Hurrah! For almost two years we have striven to complete this set of four cards, searching through many, many, collections on a regular basis, with condition being the primary obstacle, and then a short time ago, we managed to gather the most difficult of the quartette, the Cleo de Merode Queen of Hearts, into the fold.
Finally, the four glamorous artistes who in many ways best represent the theatrical romance of the Belle Epoque era are together in our shop. This little set has been our "Maltese Falcon" for some time now, and it gives us great pleasure to share them with you :)
First, Cleo De Merode, clearly the most beloved today of all the Belle Epoque artistes, pictured as the Queen of Hearts. How could it be otherwise?
Our personal favorite, The Queen of Clubs, Mlle. Saharet (born Clarissa, or Clarise, Rose Campbell), can-can dancer extraordinaire, who, if the stories we read are true, began her stage career while little more than a child, along the rough and tumble Barbary Coast of San Francisco, California.
The Queen of Diamonds, Signorina Lina Cavalieri, was for very good reason hailed as the most beautiful woman in the world, but diamonds were her undoing, or so the story goes, as she was tragically killed in an allied bombing raid during WWII, while attempting to rescue her prized jewels from her palatial residence.
Finally, La Belle Otero. The Queen of Spades indeed. The suit of spades corresponds to that of swords in the tarot deck, often considered the most ill omen-ed of the four suits. La Senorita Otero invented a romantic past to mask a humble and tragic childhood. Her path to great success was certainly not an easy one. Probably the most notorious of the four ladies, she is the only one numbered as one of les Grandes Trois, or les Grandes Horizontales, the three great courtesans of the period. And speaking of swords, legend has it that more than a few men lost their lives in duels, or suicide, for want of her love.
Please examine these cards carefully. Note their condition. With the exception of some very minor age spotting on the reverse sides, these are as close to being in pristine condition as any we have found. Our fantasy is that some enthusiastic collector will mount them in a sumptuously gilded frame, behind some bevel cut matte board and heavy glass, so that as a set, they are given their due. We were tempted to do this ourselves, and then to offer them up in that state, but thought that it was probably better to let whoever gets them make their own choices.

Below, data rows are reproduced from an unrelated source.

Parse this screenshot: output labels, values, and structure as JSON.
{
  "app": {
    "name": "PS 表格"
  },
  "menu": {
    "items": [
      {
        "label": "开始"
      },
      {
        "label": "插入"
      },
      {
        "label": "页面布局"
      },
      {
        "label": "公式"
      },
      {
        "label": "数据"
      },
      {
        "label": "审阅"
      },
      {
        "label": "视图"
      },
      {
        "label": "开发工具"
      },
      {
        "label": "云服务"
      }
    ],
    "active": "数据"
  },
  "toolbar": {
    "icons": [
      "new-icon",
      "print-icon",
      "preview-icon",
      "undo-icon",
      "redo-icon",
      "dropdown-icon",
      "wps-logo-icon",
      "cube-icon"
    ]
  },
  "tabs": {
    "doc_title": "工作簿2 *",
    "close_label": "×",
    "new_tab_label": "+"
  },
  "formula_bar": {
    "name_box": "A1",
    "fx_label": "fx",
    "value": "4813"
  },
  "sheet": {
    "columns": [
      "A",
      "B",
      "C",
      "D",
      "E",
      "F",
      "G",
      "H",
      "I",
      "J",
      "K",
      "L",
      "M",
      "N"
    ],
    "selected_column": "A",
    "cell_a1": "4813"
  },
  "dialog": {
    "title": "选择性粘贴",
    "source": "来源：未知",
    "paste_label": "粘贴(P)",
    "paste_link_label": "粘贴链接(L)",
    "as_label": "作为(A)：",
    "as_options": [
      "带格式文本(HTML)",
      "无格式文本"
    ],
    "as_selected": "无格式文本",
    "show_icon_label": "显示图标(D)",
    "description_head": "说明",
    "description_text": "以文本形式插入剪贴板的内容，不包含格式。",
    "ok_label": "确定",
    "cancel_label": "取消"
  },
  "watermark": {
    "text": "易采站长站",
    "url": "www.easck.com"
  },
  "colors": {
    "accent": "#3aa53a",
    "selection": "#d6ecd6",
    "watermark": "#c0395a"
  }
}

As you can see, we are placing a premium value on these four ladies, but we are, frankly, in no hurry to part with them, because when they're gone, we'll have to begin that long, long search, all over again :)